This post is for those freelancers who have recently started working on online freelance market places and also those struggling to win jobs.
Here are the 7 common mistakes that freelancers commit that may mean the difference between earning top dollar and not getting a job at all:
1. Not presenting yourself as a business person
If you are interested only in pocket money, this attitude may be fine as you can make do with projects once in a while. But, if you are in it for higher income and more business, and you are in it full-time or considering the jump to full-time career, then you must play the role of a business person. This will instill confidence in the hirer as s/he understands that you are serious about your reputation. You will thus stand a higher chance of winning projects. Naturally, you will ask – What does ‘presenting oneself as a business person’ mean? For this take a look around at successful business in your community or even the elsewhere. You will see that they have certain things in common, like – they fulfill a need or fill a gap by providing the goods or services, they put customers’ interest first (adhering to deadlines, service quality etc.), they constantly evolve or adapt as per changes in the business environment, and they have higher productivity (more output per input). These are just some of the differentiators of successful businesses. Not following them will simply put you across as an amateur.

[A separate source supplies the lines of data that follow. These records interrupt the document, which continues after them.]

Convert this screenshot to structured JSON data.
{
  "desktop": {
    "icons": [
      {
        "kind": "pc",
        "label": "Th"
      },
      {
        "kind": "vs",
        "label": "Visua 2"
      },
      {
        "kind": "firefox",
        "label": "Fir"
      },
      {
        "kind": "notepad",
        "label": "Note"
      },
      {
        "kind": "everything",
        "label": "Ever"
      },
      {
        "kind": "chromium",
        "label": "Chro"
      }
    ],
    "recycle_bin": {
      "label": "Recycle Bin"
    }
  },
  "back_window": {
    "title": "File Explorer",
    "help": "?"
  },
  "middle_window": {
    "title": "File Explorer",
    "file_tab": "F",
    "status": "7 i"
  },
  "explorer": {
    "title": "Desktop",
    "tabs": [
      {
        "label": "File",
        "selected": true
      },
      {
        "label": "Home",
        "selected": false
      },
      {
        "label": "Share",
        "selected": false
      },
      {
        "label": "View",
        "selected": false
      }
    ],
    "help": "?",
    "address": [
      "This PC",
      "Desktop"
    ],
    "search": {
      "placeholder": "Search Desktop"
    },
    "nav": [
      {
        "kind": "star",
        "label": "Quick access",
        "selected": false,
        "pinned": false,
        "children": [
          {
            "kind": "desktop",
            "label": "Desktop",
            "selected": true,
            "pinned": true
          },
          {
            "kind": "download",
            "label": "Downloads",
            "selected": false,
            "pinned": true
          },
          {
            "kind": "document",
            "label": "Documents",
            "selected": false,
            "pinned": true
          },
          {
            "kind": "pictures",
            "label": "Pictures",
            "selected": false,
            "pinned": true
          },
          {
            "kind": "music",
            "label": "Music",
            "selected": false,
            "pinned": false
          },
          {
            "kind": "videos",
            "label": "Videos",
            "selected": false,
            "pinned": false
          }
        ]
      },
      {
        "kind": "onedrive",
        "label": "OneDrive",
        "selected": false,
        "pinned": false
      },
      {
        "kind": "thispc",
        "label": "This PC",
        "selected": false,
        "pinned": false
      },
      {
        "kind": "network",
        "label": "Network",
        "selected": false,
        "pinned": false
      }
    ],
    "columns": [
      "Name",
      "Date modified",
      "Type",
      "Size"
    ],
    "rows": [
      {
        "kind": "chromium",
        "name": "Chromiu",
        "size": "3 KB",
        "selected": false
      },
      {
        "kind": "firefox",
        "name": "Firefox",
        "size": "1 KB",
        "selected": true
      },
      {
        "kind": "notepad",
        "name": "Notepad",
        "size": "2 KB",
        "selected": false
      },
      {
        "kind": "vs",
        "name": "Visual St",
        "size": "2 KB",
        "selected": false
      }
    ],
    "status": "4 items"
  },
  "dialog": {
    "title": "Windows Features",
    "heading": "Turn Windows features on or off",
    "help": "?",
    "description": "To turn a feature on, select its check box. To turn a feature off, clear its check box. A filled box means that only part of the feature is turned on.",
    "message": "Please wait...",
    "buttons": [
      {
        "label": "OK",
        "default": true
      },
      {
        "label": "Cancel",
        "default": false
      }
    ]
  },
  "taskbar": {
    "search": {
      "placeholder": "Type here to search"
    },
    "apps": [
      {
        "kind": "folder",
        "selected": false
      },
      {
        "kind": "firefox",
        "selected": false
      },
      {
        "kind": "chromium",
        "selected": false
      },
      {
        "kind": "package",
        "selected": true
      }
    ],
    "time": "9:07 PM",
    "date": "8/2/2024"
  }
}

2. Profile is incomplete / outdated / unrealistic
All hirers will tell you that given all things equal, they will most likely award a project to a person whose profile is updated. Your profile has a brief about your experience, skill-sets, portfolio etc and is the next stop an interested buyer will reach after reading your proposal. An incomplete or outdated profile will put them off with the thought that the freelancer doesn’t have attention to detail. Some freelancers give an impression that they are experts in everything from logo design to HTML and dozens of programming languages to Internet marketing and SEO. The skill set list is sometimes deliberately kept large – it is called ‘keyword stuffing’ so as to always be figured in every search result. “Stuffing” keywords might land a prospective client during search results, but will certainly miff them for waste of time. Its logical that one person can’t possibly be doing all that is written. So just write what you are actually good at.
3. You always bid low
When one begins freelancing, a low bid amount may be alright for first few projects in order to win the project and thus get feedback ratings which will consequently land you more jobs. But once you have completed some projects, ask for what your work is worth. This way, you too are motivated to continue and the clients get their work delivered by a motivated freelancer. And it is certainly acceptable if you ask for more in case of project scope changes in between. For higher value projects, bidding very low may send out a signal that you are not too confident in your abilities and hence are competing only based on price.
4. There is a communication gap
If you have any questions before bidding on a project, it is always better to ask. Even during the course of the project, don’t shy away from seeking clarifications, maybe recommending better alternatives, or even placing new ideas before them. It will delight the client to know that you have their interest at heart. I always emphasize on the importance of keeping the employer informed regularly on the status of the project. In a research done on doctors in the US, it was observed that patients are less likely to sue a doctor if s/he (the doctor) communicated well with them and also used humor. After the project is complete always thank your clients for the project and the rating. This will go a long way in forging a business relationship. This is also a good opportunity to let them know about other services that you provide and also a chance to give them your contact details.
5. You are shy about asking for review / rating
This follows from the last point about communicating with the clients. After the project is completed, go ahead and request the client politely to rate your services as it will land you future projects. Some clients may not know how to go about rating – assist them by going to the “Help” section of the website, copy the address to the relevant post on ratings and send it to them. This will help them do it faster and will also leave a positive impression on them.
6. Too Many Missed Deadlines
Missing a deadline for valid reasons are acceptable by the buyer / client. Explain to them why this project may take longer and request for an extension of the deadline, which they will have to set through their account, or you are likely to receive automated warning messages from the marketplace about missed deadlines. In some cases, it may trigger an automatic project cancellation or even worse, an arbitration / dispute resolution process. But, if you keep missing deadlines for reasons that seem like lame excuses, it will surely get you bad ratings. After all, the client too has responsibilities to their business or organization. Sometimes you miss the deadline due to procrastination, low energy or one is just plain bored with the project. You should consider the “don’t-feel-like-getting-out-of-the-bed” factor in the schedule when you bid. Take care of your health, eat the right food that don’t leave you tired, drink lots of water (a cup or two of coffee is okay), listen to your favorite music, walk / exercise, and take 10 minute breaks after every 2 hours. This way you won’t dread going back to work on that project.
7. Wrong Project Choice
The Pareto principle (or the 80-20 rule) in business states that 80% of your sales come from 20% of your clients. So don’t say yes to every project that comes your way. Decline low paying but effort intensive projects politely – it is better if you can refer them to some of your friends who will be happy to do it. Treat valuable clients – those clients who hire you time and again at the right price – like VIPs. In the same note, avoid clients that cause you stress. Those extra dollars are not worth it if they will be used to buy Aspirin.
I hope that this post has helped you to identify your weak points – go work on them and wish you much success!